I know you can hear me, but how do I know you’re listening?
Last week we held a mastermind discussion with some of our most ideal clients – high quality financial planners who are focussed on supporting their clients through coaching and planning. The topic for the day was adviser charges – what are fair rates for advisers and clients, are ad valorem fees becoming outdated, are fixed fees the way forward?….Unsurprisingly there were many differences of opinion on the answers to these questions, but the one element over which there was no dispute is that, regardless of how they pay, all clients really care about is the value they receive. Perception of value is the key factor for achieving client satisfaction.
So how do advisers create this sense of value? We often talk about coaching clients through the rollercoaster of emotion that comes with investing in capital markets.
When a client is panicking at the bottom of a market trough, the conversation with the adviser that provides reassurance, steers them away from selling and locking in losses, keeps their financial plan on track and allows them to sleep at night, is priceless. Abbie Knight, Financial Services Marketing Consultant, tells us:
The way firms deal with their clients, employees and the broader community in a crisis will leave lasting memories in consumers’ minds
Authenticity has always been important to client relationships, but even more so throughout the global pandemic with 63% of consumers now stating they prefer to do business with a brand they view as more authentic than its competitors.
So how can advisers show they are genuinely interested in how clients are feeling and cultivate a relationship that means clients trust them when they are at their most vulnerable?
I’d like to recommend a very effective, cost efficient strategy, requiring almost no preparation time or tools and available to all - listening. You might be forgiven for considering yourself a pretty accomplished listener, after all you’ve been doing it since you entered the world. But how often do you find yourself thinking of the next question, or even wondering what you’re going to have for dinner while a client is speaking?
Good listening – or active listening to use coaching terminology – is a skill that can be acquired, practised and honed. Just like other forms of communication, such as writing and presenting, which you are far more likely to have formal training in.

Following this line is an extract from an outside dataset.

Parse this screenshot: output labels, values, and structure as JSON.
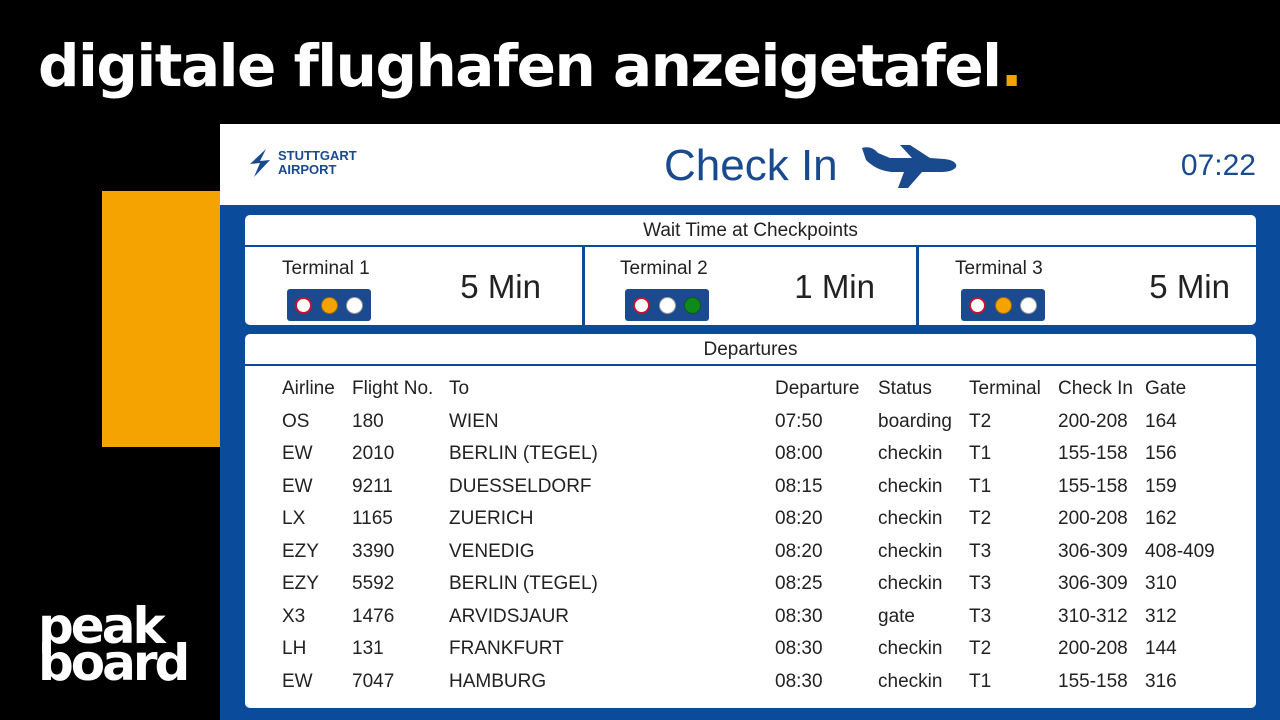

Empathic listening inspires openness and creates trust. In “The 7 Habits of Highly Effective People” Stephen Covey recommends we seek first to understand, then to be understood – in other words, prioritising our understanding of the client above the client’s understanding of our own message. This means listening without judgement and providing the speaker with the time and space to explore their thoughts. Having complete focus on what the client is AND isn’t saying to understand the meaning of what is said. Hearing and accepting the client’s concerns, values and beliefs.
What does this mean in practice? There are some strategies for active listening that are fairly easy to implement and can become second nature:

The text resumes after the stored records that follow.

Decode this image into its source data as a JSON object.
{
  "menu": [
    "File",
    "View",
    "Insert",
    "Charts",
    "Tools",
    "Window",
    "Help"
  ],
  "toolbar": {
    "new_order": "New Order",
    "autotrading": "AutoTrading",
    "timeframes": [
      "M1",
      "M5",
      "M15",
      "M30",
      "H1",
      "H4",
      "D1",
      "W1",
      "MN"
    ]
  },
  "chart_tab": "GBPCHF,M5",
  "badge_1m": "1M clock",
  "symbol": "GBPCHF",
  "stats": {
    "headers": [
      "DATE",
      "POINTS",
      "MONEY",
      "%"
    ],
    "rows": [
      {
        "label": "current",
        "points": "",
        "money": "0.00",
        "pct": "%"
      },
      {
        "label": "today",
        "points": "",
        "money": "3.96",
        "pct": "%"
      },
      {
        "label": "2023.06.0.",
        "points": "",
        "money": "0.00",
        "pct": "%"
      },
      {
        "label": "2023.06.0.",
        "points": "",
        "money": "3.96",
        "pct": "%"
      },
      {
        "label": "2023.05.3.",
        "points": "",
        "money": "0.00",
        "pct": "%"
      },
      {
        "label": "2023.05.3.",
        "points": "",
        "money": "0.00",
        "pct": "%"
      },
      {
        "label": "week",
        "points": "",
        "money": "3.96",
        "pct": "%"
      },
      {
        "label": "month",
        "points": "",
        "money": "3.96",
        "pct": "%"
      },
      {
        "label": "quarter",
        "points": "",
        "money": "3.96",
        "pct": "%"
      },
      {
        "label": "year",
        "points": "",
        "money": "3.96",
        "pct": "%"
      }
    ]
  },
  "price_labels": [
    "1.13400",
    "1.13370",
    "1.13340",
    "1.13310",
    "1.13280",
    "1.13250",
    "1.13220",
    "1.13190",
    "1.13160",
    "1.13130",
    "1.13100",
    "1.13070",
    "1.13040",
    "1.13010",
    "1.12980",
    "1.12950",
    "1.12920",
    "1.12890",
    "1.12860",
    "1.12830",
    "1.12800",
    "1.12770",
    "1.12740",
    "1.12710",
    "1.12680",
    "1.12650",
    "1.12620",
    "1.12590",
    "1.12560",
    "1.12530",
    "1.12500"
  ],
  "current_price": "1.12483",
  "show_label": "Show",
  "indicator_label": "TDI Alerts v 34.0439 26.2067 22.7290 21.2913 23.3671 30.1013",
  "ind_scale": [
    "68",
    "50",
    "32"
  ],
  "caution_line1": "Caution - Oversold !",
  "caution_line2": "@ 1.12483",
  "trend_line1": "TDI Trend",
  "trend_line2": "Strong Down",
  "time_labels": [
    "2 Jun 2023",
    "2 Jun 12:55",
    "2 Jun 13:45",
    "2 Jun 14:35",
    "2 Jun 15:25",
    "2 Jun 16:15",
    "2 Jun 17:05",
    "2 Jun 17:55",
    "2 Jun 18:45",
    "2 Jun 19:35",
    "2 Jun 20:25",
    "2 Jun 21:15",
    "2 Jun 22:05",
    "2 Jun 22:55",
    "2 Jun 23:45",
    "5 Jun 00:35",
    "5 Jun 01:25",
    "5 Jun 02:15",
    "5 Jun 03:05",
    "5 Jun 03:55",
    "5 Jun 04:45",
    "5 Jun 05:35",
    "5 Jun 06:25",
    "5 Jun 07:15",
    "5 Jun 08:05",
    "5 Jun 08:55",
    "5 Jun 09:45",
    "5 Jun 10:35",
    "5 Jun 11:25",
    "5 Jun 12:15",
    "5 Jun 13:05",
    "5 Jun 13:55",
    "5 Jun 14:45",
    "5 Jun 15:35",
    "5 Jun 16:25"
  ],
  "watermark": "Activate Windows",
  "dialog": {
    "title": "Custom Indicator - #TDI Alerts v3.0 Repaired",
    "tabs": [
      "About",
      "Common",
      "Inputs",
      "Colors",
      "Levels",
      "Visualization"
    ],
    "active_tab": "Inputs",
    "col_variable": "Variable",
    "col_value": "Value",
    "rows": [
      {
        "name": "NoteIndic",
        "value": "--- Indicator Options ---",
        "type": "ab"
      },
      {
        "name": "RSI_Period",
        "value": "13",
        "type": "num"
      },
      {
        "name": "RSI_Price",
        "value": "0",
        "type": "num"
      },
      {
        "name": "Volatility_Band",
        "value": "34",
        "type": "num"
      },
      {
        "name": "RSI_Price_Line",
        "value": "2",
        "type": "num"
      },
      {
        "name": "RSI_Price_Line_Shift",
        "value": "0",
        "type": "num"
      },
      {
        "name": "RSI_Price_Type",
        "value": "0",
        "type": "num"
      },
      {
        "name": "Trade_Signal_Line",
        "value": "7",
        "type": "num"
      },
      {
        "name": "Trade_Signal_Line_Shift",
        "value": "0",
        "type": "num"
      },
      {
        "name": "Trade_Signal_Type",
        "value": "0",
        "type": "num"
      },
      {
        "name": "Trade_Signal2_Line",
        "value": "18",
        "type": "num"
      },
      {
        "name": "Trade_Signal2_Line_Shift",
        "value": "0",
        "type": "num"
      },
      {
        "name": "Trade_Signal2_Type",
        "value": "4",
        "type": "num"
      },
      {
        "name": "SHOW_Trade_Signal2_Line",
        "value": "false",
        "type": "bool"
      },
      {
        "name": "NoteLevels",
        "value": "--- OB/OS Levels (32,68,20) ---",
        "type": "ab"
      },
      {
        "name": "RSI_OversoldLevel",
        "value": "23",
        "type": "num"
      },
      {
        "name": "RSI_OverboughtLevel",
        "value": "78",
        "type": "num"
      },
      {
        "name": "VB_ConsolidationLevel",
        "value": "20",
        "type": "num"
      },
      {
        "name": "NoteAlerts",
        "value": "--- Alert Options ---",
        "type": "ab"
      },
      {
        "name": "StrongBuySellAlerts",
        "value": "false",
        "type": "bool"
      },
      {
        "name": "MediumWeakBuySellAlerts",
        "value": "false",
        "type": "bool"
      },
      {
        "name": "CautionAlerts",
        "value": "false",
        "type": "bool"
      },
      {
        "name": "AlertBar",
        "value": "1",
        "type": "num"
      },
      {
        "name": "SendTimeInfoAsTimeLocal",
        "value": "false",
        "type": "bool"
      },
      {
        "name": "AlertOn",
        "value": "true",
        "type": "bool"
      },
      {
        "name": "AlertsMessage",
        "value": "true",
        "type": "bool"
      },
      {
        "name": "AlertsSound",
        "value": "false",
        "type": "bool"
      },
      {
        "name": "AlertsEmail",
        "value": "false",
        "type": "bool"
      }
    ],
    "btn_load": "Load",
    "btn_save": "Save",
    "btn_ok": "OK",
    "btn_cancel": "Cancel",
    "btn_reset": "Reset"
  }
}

· Limit distractions – this seems obvious, but limiting distractions lets your client know that what they’re saying is the most important thing to you right now. Put your mobile out of sight – a mobile on the table says something more important might come along!
· Mimicking – this is a basic step, but you can simply repeat what the client says back to them. It shows you’re paying attention. This alone can sometimes be enough to release tension and put a client at ease.
· Re-phrasing – retell the story the client told you, use some of their own vocabulary but also your own words. This demonstrates you’ve listened and also allows you to ensure you’ve understood correctly.
· Reflect feeling - take paraphrasing to another level by adding in your perception of how the client is feeling - “I can tell you’re feeling very anxious about the markets right now”. Pay attention to how your client expresses themself – for example, are they visual or auditory? If someone uses phrases such as “it looks like equities are collapsing”, respond with visual vocab, “I can see you’re nervous”. Alternatively, “it sounds like equities are collapsing” might be better responded with “I can hear you’re feeling a little nervous”. Using language that fits with the client’s personal style creates a sense of empathy.
· Give time – having listened effectively and shown your understanding of what the client has said and is feeling, now give them time to explore their thoughts. Allow silences, don’t feel obliged to fill any pauses. Never finish anyone’s sentence. When the client has finished speaking, ask if there’s anything else they have to say on the subject. As they work through their own thoughts and feelings they may well come to their own conclusion and formulate the objective you’ve been trying to tease out of them.
If we can make the human aspect as important as the financial and the technical, we can forge strong relationships based on trust, and create the authenticity that clients truly value. As Nancy Kline tells us:
Giving good attention to people makes them more intelligent
And who doesn’t want intelligent clients?
 Cohn and Wolfe Study, Abbie Knight International Ltd (September 2020)
 Nancy Kline, Time to Think, Octopus Books (1999)